    "...it’s like exercising: you do the same basic task, in the same manner, hopefully with some semblance of routine, and the effect is the one you desire. It doesn’t make a shred of difference, ultimately, what anyone else thinks, though if you go it alone too frequently, you just may find yourself thinking solo. But you are still eminent."

    I hope so, and thanks for reading my blog-- your comments have helped me become a better writer, Mark. This Nablopomo daily blogging has benefited me, even when I can't always see the progress.

    Also, wow, what a post you've written!

    ReplyDelete
  2. Thanks, Melanie. High praise indeed, and much appreciated. We are all part of each other's forward progress, because we "listen" with our eyes.

    ReplyDelete
  3. I love that you pointed out that double-meaning thing at the end because I was thinking it the whole time as I read.
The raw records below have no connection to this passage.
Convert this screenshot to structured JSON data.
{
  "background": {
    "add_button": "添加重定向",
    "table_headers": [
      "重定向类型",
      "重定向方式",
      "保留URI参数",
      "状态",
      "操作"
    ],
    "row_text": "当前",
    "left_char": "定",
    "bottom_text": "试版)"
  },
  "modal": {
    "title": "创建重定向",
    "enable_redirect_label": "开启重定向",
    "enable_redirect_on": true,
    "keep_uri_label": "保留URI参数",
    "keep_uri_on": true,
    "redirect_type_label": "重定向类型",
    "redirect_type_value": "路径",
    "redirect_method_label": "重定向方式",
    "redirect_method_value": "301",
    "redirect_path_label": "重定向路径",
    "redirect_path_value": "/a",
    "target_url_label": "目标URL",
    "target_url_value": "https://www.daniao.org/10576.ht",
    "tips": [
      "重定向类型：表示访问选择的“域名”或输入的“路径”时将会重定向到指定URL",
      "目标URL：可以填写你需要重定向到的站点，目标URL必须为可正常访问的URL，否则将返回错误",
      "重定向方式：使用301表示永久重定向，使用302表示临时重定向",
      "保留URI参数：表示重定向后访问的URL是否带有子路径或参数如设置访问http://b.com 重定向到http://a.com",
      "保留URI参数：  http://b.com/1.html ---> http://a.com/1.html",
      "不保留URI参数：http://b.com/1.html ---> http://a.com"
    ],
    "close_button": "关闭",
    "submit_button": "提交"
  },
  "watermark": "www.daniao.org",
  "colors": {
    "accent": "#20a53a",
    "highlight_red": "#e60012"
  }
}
Considering how, er, well-seasoned many of us are, "fine line" could also apply to facial "anomalies." ;)

    Excellent choice!!

    ReplyDelete
  4. That bottom line was certainly the fine line I was ultimately aiming at. I just try to avoid using the maul, because of a bad shoulder. :)

    ReplyDelete
  5. Oh, and masked Mom? As far as the Facial "anomalies" go, that's where the mustache comes into play-keeps them off-guard, and they don't notice...

    ReplyDelete
  6. I'm still working on the "speaking your mind" and "being a bitch" part of the fine line......

    ReplyDelete
  7. Well, not anyone we know, of course...

    ReplyDelete